We are expected to do important things and do them well. It is an institution where blue sky research is the main goal, unencumbered by the pressure of finding applications for every scientific advance one makes.

What is one thing you would change about the way science is done in India if you had the chance?

I would like to see major changes in science education at all levels. There continues to be a lot of rote learning, which does not nurture creativity. The learning should become more exploratory, should involve more problem-solving and innovative. Critical as well as lateral thinking should be nurtured from the school level. Whatever it takes must be done—well-paid teachers, good infrastructure and labs. Teaching and learning science should be seen to be a joyful activity!

At the level of research, I would like to see orders of magnitude more governmental funding for basic research. Indian governments have been supportive of basic science no doubt, but the size of the active, well-funded scientific community is still very small.

We need many more Indian scientists funded at the level of those in advanced nations and competing with them on top research problems.
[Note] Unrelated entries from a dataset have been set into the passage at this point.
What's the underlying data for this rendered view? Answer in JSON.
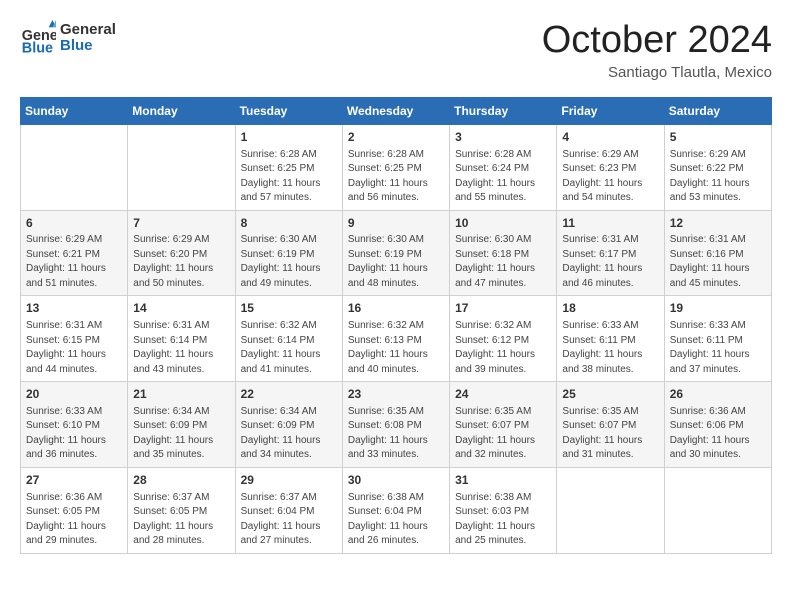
{
  "logo": {
    "line1": "General",
    "line2": "Blue"
  },
  "header": {
    "month": "October 2024",
    "location": "Santiago Tlautla, Mexico"
  },
  "weekdays": [
    "Sunday",
    "Monday",
    "Tuesday",
    "Wednesday",
    "Thursday",
    "Friday",
    "Saturday"
  ],
  "weeks": [
    [
      {
        "day": "",
        "info": ""
      },
      {
        "day": "",
        "info": ""
      },
      {
        "day": "1",
        "info": "Sunrise: 6:28 AM\nSunset: 6:25 PM\nDaylight: 11 hours and 57 minutes."
      },
      {
        "day": "2",
        "info": "Sunrise: 6:28 AM\nSunset: 6:25 PM\nDaylight: 11 hours and 56 minutes."
      },
      {
        "day": "3",
        "info": "Sunrise: 6:28 AM\nSunset: 6:24 PM\nDaylight: 11 hours and 55 minutes."
      },
      {
        "day": "4",
        "info": "Sunrise: 6:29 AM\nSunset: 6:23 PM\nDaylight: 11 hours and 54 minutes."
      },
      {
        "day": "5",
        "info": "Sunrise: 6:29 AM\nSunset: 6:22 PM\nDaylight: 11 hours and 53 minutes."
      }
    ],
    [
      {
        "day": "6",
        "info": "Sunrise: 6:29 AM\nSunset: 6:21 PM\nDaylight: 11 hours and 51 minutes."
      },
      {
        "day": "7",
        "info": "Sunrise: 6:29 AM\nSunset: 6:20 PM\nDaylight: 11 hours and 50 minutes."
      },
      {
        "day": "8",
        "info": "Sunrise: 6:30 AM\nSunset: 6:19 PM\nDaylight: 11 hours and 49 minutes."
      },
      {
        "day": "9",
        "info": "Sunrise: 6:30 AM\nSunset: 6:19 PM\nDaylight: 11 hours and 48 minutes."
      },
      {
        "day": "10",
        "info": "Sunrise: 6:30 AM\nSunset: 6:18 PM\nDaylight: 11 hours and 47 minutes."
      },
      {
        "day": "11",
        "info": "Sunrise: 6:31 AM\nSunset: 6:17 PM\nDaylight: 11 hours and 46 minutes."
      },
      {
        "day": "12",
        "info": "Sunrise: 6:31 AM\nSunset: 6:16 PM\nDaylight: 11 hours and 45 minutes."
      }
    ],
    [
      {
        "day": "13",
        "info": "Sunrise: 6:31 AM\nSunset: 6:15 PM\nDaylight: 11 hours and 44 minutes."
      },
      {
        "day": "14",
        "info": "Sunrise: 6:31 AM\nSunset: 6:14 PM\nDaylight: 11 hours and 43 minutes."
      },
      {
        "day": "15",
        "info": "Sunrise: 6:32 AM\nSunset: 6:14 PM\nDaylight: 11 hours and 41 minutes."
      },
      {
        "day": "16",
        "info": "Sunrise: 6:32 AM\nSunset: 6:13 PM\nDaylight: 11 hours and 40 minutes."
      },
      {
        "day": "17",
        "info": "Sunrise: 6:32 AM\nSunset: 6:12 PM\nDaylight: 11 hours and 39 minutes."
      },
      {
        "day": "18",
        "info": "Sunrise: 6:33 AM\nSunset: 6:11 PM\nDaylight: 11 hours and 38 minutes."
      },
      {
        "day": "19",
        "info": "Sunrise: 6:33 AM\nSunset: 6:11 PM\nDaylight: 11 hours and 37 minutes."
      }
    ],
    [
      {
        "day": "20",
        "info": "Sunrise: 6:33 AM\nSunset: 6:10 PM\nDaylight: 11 hours and 36 minutes."
      },
      {
        "day": "21",
        "info": "Sunrise: 6:34 AM\nSunset: 6:09 PM\nDaylight: 11 hours and 35 minutes."
      },
      {
        "day": "22",
        "info": "Sunrise: 6:34 AM\nSunset: 6:09 PM\nDaylight: 11 hours and 34 minutes."
      },
      {
        "day": "23",
        "info": "Sunrise: 6:35 AM\nSunset: 6:08 PM\nDaylight: 11 hours and 33 minutes."
      },
      {
        "day": "24",
        "info": "Sunrise: 6:35 AM\nSunset: 6:07 PM\nDaylight: 11 hours and 32 minutes."
      },
      {
        "day": "25",
        "info": "Sunrise: 6:35 AM\nSunset: 6:07 PM\nDaylight: 11 hours and 31 minutes."
      },
      {
        "day": "26",
        "info": "Sunrise: 6:36 AM\nSunset: 6:06 PM\nDaylight: 11 hours and 30 minutes."
      }
    ],
    [
      {
        "day": "27",
        "info": "Sunrise: 6:36 AM\nSunset: 6:05 PM\nDaylight: 11 hours and 29 minutes."
      },
      {
        "day": "28",
        "info": "Sunrise: 6:37 AM\nSunset: 6:05 PM\nDaylight: 11 hours and 28 minutes."
      },
      {
        "day": "29",
        "info": "Sunrise: 6:37 AM\nSunset: 6:04 PM\nDaylight: 11 hours and 27 minutes."
      },
      {
        "day": "30",
        "info": "Sunrise: 6:38 AM\nSunset: 6:04 PM\nDaylight: 11 hours and 26 minutes."
      },
      {
        "day": "31",
        "info": "Sunrise: 6:38 AM\nSunset: 6:03 PM\nDaylight: 11 hours and 25 minutes."
      },
      {
        "day": "",
        "info": ""
      },
      {
        "day": "",
        "info": ""
      }
    ]
  ]
}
We need to increase our high-quality scientific mass much more. Breakthroughs and discoveries can then be expected to arise more often. India needs to be a much bigger player on the global scientific scene, answering all questions big and small. In fact, it should become a country where people of all nationalities should be eager to come and pursue science.
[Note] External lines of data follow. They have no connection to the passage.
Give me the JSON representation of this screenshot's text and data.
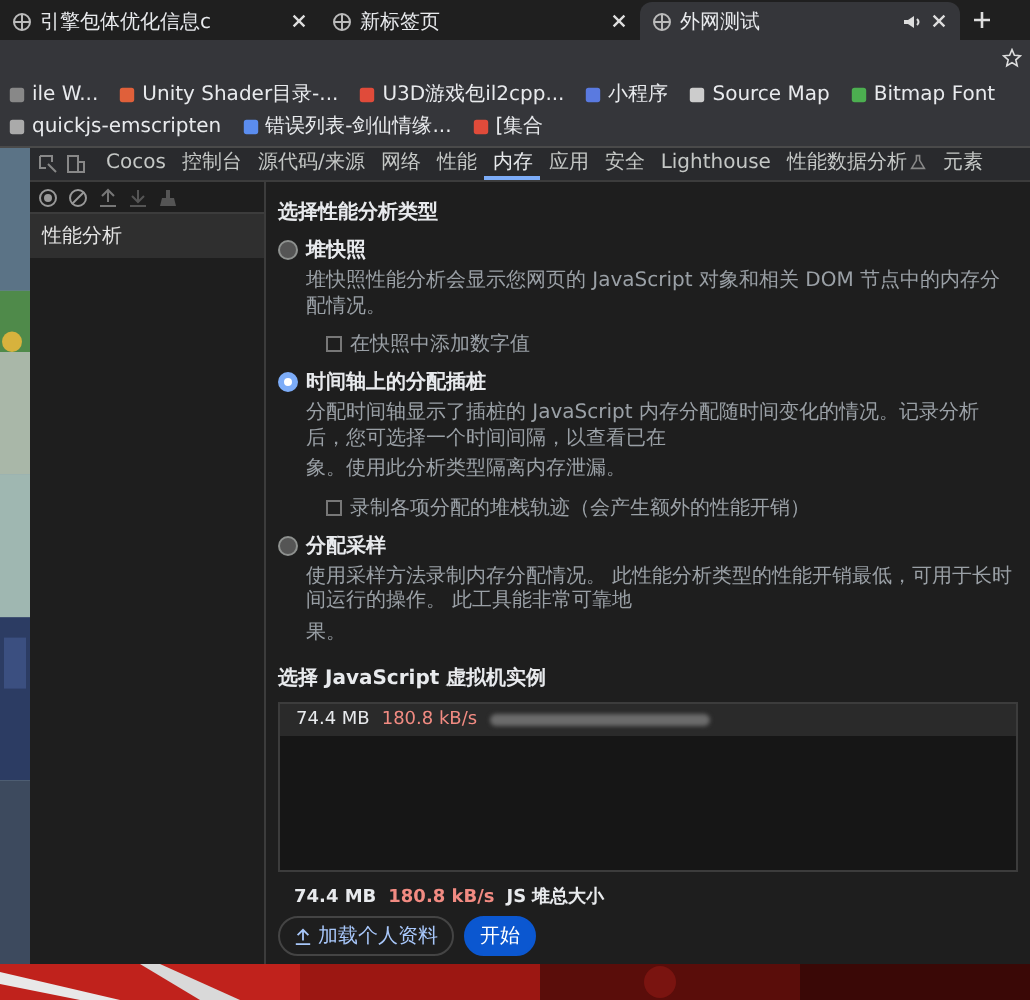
{
  "browser_tabs": [
    {
      "title": "引擎包体优化信息c",
      "selected": false,
      "audio": false
    },
    {
      "title": "新标签页",
      "selected": false,
      "audio": false
    },
    {
      "title": "外网测试",
      "selected": true,
      "audio": true
    }
  ],
  "bookmarks": [
    {
      "label": "ile W..."
    },
    {
      "label": "Unity Shader目录-..."
    },
    {
      "label": "U3D游戏包il2cpp..."
    },
    {
      "label": "小程序"
    },
    {
      "label": "Source Map"
    },
    {
      "label": "Bitmap Font"
    },
    {
      "label": "quickjs-emscripten"
    },
    {
      "label": "错误列表-剑仙情缘..."
    },
    {
      "label": "[集合"
    }
  ],
  "devtools_tabs": [
    {
      "label": "Cocos",
      "selected": false,
      "experimental": false
    },
    {
      "label": "控制台",
      "selected": false,
      "experimental": false
    },
    {
      "label": "源代码/来源",
      "selected": false,
      "experimental": false
    },
    {
      "label": "网络",
      "selected": false,
      "experimental": false
    },
    {
      "label": "性能",
      "selected": false,
      "experimental": false
    },
    {
      "label": "内存",
      "selected": true,
      "experimental": false
    },
    {
      "label": "应用",
      "selected": false,
      "experimental": false
    },
    {
      "label": "安全",
      "selected": false,
      "experimental": false
    },
    {
      "label": "Lighthouse",
      "selected": false,
      "experimental": false
    },
    {
      "label": "性能数据分析",
      "selected": false,
      "experimental": true
    },
    {
      "label": "元素",
      "selected": false,
      "experimental": false
    }
  ],
  "sidebar": {
    "items": [
      {
        "label": "性能分析",
        "selected": true
      }
    ]
  },
  "profiling": {
    "title": "选择性能分析类型",
    "options": [
      {
        "label": "堆快照",
        "selected": false,
        "description_lines": [
          "堆快照性能分析会显示您网页的 JavaScript 对象和相关 DOM 节点中的内存分配情况。"
        ],
        "checkbox": {
          "label": "在快照中添加数字值",
          "checked": false
        }
      },
      {
        "label": "时间轴上的分配插桩",
        "selected": true,
        "description_lines": [
          "分配时间轴显示了插桩的 JavaScript 内存分配随时间变化的情况。记录分析后，您可选择一个时间间隔，以查看已在",
          "象。使用此分析类型隔离内存泄漏。"
        ],
        "checkbox": {
          "label": "录制各项分配的堆栈轨迹（会产生额外的性能开销）",
          "checked": false
        }
      },
      {
        "label": "分配采样",
        "selected": false,
        "description_lines": [
          "使用采样方法录制内存分配情况。 此性能分析类型的性能开销最低，可用于长时间运行的操作。 此工具能非常可靠地",
          "果。"
        ]
      }
    ]
  },
  "vm": {
    "title": "选择 JavaScript 虚拟机实例",
    "instances": [
      {
        "memory": "74.4 MB",
        "rate": "180.8 kB/s",
        "selected": true
      }
    ]
  },
  "footer": {
    "memory": "74.4 MB",
    "rate": "180.8 kB/s",
    "label": "JS 堆总大小",
    "buttons": [
      {
        "label": "加载个人资料",
        "kind": "secondary"
      },
      {
        "label": "开始",
        "kind": "primary"
      }
    ]
  }
}
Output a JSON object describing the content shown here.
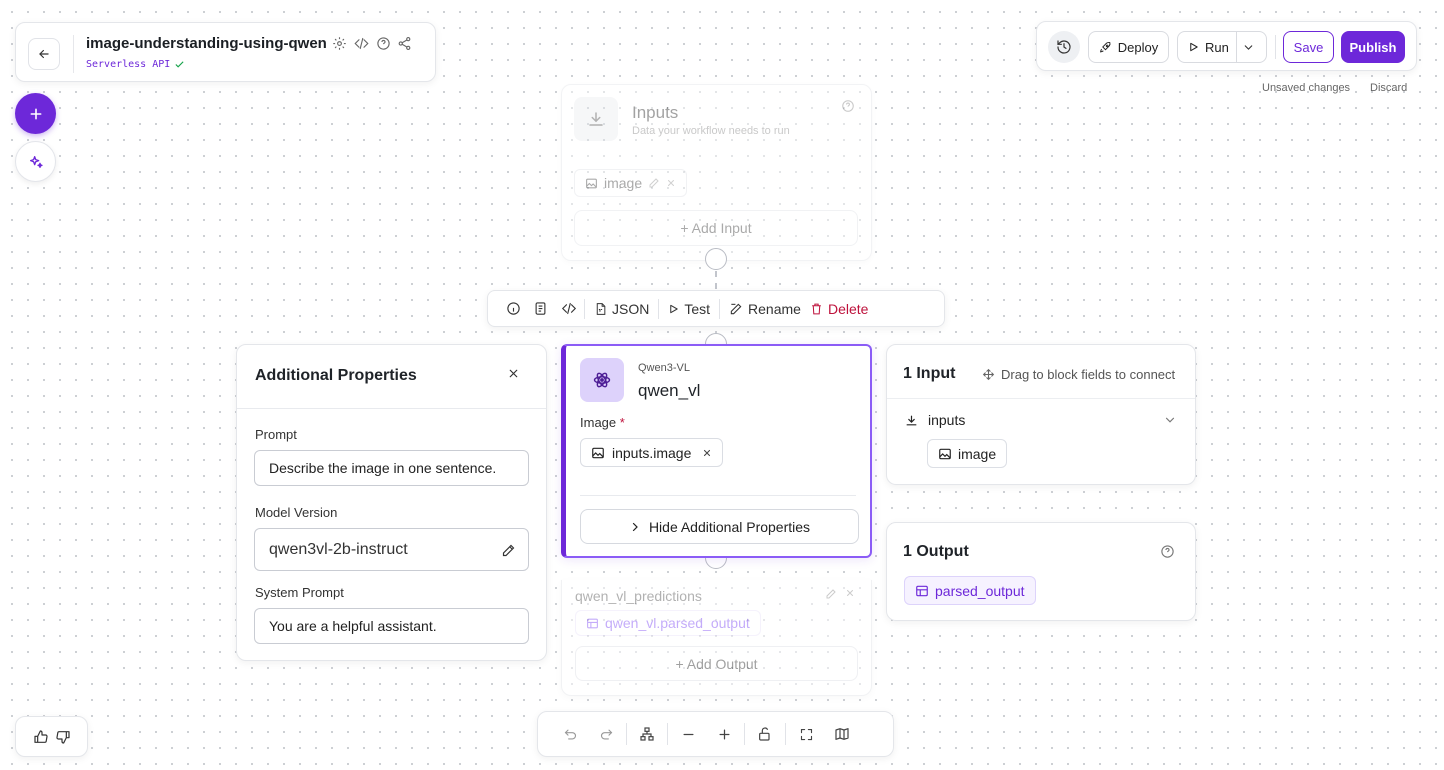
{
  "header": {
    "title": "image-understanding-using-qwen",
    "subtitle": "Serverless API"
  },
  "toolbar": {
    "deploy_label": "Deploy",
    "run_label": "Run",
    "save_label": "Save",
    "publish_label": "Publish",
    "unsaved_text": "Unsaved changes",
    "discard_label": "Discard"
  },
  "inputs_block": {
    "title": "Inputs",
    "description": "Data your workflow needs to run",
    "input_chip": "image",
    "add_input_label": "+ Add Input"
  },
  "block_toolbar": {
    "json_label": "JSON",
    "test_label": "Test",
    "rename_label": "Rename",
    "delete_label": "Delete"
  },
  "additional_properties": {
    "title": "Additional Properties",
    "prompt_label": "Prompt",
    "prompt_value": "Describe the image in one sentence.",
    "model_version_label": "Model Version",
    "model_version_value": "qwen3vl-2b-instruct",
    "system_prompt_label": "System Prompt",
    "system_prompt_value": "You are a helpful assistant."
  },
  "qwen_block": {
    "subtitle": "Qwen3-VL",
    "title": "qwen_vl",
    "image_label": "Image",
    "required_mark": "*",
    "image_chip": "inputs.image",
    "toggle_label": "Hide Additional Properties"
  },
  "outputs_block": {
    "name": "qwen_vl_predictions",
    "output_chip": "qwen_vl.parsed_output",
    "add_output_label": "+ Add Output"
  },
  "input_panel": {
    "title": "1 Input",
    "hint": "Drag to block fields to connect",
    "group_label": "inputs",
    "chip": "image"
  },
  "output_panel": {
    "title": "1 Output",
    "chip": "parsed_output"
  },
  "colors": {
    "accent": "#6d28d9",
    "accent_light": "#ddd2fb",
    "delete": "#be123c",
    "success": "#16a34a"
  }
}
India has made tremendous advances with its space program in recent years. What other developments would you like to see in the next decade? 

Yes, the space program has done very well and has showcased our technological competence. India has also done well in atomic energy programs. Though these appear to be purely applied areas, they rest on basic science that has been done over many years. I would like to see much more top quality basic science being done in India. The applications, technologies etc. will follow automatically.

India has many challenges in energy, healthcare and environment preservation and the people at large seem to be concerned about all these issues. There is much more awareness than say twenty, thirty years ago. I believe that safe and sustainable energy may be an important issue in the next decade, as India tries to go faster. The solutions to all these problems will lie in the basic science that will be done in this country.

What keeps you motivated?

The fact that there is so much to be done and learnt and the humbling realization that I know so little! Everyday I read or learn something so interesting that it makes me want to know more. Over the years, I have developed interest in broad areas of science and that keeps me want to see how cross connections can be made.

Finally, what advice do you have for young scientists in Asia?

Science is a global activity and getting an opportunity in science is a privilege. Pursue the goals you are passionate about and stay motivated to meet challenges that are typical of developing countries. Collaborate extensively across the world, learn from whoever you can but strike firm roots in your own country and see that science flourishes there. And actively mentor younger scientists and students!